It won’t last long, till such time, there are negative data! The collections, comprising of medical debts, might reflect on the credit report for as many as seven years.
The limitations statute is applicable for both unpaid and paid accounts.
Can Medical Debt Affect Credit Scores?
A person has various credit scores, which gets influenced in multiple ways! The new version of FICO score averts medical and paid collection accounts.
The other widely used format is the FICO 9 that considers the small collection account when the initial balance goes beyond $100. It is excellent if you have small medical bills, but doesn’t work for most.
On the other hand, there’s the Vantage Score 4.0 that separates medical collections from various other collection accounts.
It penalizes the medical collection that less in comparison to the non-medical ones. Furthermore, it overlooks the medical collections, which are less than six months.
Even though a few credit scores can add ease to the medical debts, some lenders use the older credit score version that doesn’t consider the medical collection.
Hence, you might assume that when you don’t get a collection account on the credit report, the creditors can find it unfavorable to apply for loans, insurance, and credit.
So, what’s the ultimate verdict? It is this that medical debt collections can negatively impact the credit score.
Also, the score might become worse when the lender makes use of the obsolete credit score versions.
Do you want to minimize this negative impact? If yes, then you should get in touch with a financial advisor and opt-in for the best corrective measures.
Some of the steps that you can implement include:
- It would be best if you stayed on top of the medical bills
Based on the insurance quirks, deductibles, and co-pays, medical debts mostly remain unpaid.
It is because a person isn’t aware of the fact that they have a debt. Hence, it’s better to call and follow-up with the insurance company or healthcare provider to check your balance.
You might have favorable health insurance.
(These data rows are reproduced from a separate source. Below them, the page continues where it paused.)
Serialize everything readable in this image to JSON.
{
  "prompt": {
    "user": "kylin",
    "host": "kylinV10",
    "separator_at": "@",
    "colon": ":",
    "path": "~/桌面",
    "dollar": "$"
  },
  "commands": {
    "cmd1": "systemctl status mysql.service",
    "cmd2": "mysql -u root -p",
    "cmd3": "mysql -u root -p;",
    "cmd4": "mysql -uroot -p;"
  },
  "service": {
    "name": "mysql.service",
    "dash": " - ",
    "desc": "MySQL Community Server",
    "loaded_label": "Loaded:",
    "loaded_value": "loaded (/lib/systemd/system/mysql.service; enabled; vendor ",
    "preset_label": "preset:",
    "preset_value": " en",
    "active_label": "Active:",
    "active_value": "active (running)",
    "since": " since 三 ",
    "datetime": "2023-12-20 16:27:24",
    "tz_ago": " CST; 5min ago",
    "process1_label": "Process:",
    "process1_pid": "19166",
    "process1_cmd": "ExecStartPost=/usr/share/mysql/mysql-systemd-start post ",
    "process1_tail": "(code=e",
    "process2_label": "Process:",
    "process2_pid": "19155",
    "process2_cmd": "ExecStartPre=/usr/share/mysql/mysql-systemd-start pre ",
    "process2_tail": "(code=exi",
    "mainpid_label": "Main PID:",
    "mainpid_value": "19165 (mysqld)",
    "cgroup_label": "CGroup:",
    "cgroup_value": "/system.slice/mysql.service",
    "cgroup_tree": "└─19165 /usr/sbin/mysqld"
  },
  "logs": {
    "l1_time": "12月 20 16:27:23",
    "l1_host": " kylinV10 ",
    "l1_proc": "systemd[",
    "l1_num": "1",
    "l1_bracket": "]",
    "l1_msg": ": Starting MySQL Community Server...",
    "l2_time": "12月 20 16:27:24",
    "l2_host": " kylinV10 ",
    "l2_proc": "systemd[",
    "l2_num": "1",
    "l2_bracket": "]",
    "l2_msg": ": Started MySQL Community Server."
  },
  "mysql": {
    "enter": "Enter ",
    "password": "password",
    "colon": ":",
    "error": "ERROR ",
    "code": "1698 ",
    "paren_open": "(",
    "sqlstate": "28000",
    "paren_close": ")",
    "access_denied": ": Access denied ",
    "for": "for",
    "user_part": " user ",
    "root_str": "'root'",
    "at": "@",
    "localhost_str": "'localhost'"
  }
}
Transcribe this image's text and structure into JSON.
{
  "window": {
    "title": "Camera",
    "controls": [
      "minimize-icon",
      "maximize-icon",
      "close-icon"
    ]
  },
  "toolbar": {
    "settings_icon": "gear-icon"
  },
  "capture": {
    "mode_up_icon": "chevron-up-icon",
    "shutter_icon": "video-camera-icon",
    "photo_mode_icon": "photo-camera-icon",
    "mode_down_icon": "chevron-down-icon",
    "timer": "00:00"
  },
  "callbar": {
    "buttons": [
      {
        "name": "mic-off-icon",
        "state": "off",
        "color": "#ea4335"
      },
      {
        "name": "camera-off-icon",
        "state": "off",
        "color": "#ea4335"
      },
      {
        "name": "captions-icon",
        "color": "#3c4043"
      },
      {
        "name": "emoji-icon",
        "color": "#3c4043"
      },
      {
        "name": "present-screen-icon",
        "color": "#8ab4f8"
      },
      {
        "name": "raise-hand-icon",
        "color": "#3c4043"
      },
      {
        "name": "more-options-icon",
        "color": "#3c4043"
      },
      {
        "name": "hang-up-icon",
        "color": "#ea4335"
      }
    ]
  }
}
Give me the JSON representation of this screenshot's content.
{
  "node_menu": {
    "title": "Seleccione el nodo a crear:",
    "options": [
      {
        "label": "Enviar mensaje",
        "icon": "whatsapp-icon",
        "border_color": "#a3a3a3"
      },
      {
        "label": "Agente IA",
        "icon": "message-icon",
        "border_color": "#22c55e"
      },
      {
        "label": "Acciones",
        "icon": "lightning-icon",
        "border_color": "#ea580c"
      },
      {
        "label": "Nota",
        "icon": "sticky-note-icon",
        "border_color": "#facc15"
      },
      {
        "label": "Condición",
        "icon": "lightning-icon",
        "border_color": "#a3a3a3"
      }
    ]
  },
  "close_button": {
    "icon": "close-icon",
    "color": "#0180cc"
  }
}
However, it would be best if you didn’t assume that things will be all good, every time.
The best tip is to include the option, “check balance” in the calendar, after a month or week of every surgery or appointment.
It will remind you of the recent balances and help you to repay the same. It would be best if you also kept a tab on the mailbox for bills.
You might also receive the “Explanation of Benefits” from the insurance provider, which generally notifies you about all that you owe, once they finished paying.
The advantage is that you have more time to yourself before the medical debt gets reported in the credit bureaus.
The leading credit reporting agencies will report after 180 days. Hence, you can resolve the medical bills better than others.
- Assess the EOB (Explanation of Benefits)
An EOB is a statement that health insurance companies offer. It denotes all the medical treatments and services that got paid for.
It also comprises of the balance users are accountable for paying. It would be best if you took ample time to read this accurately.
After that, you should get in touch with the service provider and the insurance provider if the bill needs to get addressed.
- You should request for an itemized bill
A bill that states you got charged with an expense is simpler to understand and verify! Hence, when you have an itemized bill, you know that the charges are justified and correct.
It offers you the scope to negotiate payments with the concerned health care provider.
And just in case the balance amount doesn’t seem right to you, it’s best to get in touch with the insurance company or healthcare provider to ensure they are accurate. That will justify the payment you make.
- It would be best if you worked on your payment plan
When you are aware that you can’t pay the full bill amount and within the required time, it’s a smart call to get in touch with the medical provider.
Here you should try and arrange a payment plan. Just in case the bill isn’t transferred to the collections, you are in an advantageous position.
And if the bill already got shifted to the collections, request the medical provider for taking back the account and exchange it for payments.
Your medical provider need not consent to a payment plan! But, if your medical debt is big, and you are paying a lesser amount, such as $25 monthly, the medical provider can forward the bill to collections.
The payment needs to be of a substantial amount for the provider to accept the same. Ensure that the payment syncs into the budget.
As opposed to the common belief, it’s against the law for a medical provider to forward your bill to collections if you are already making payments.
Hence, when you and your provider agree on a monthly fee, ensure to get the payment arrangement documented. It is helpful and assists in streamlining the payment process.
These are some of how you can manage your medical debt so that it doesn’t impact the credit score. When you have a stable credit score, you can take loans when you need it without any hassles.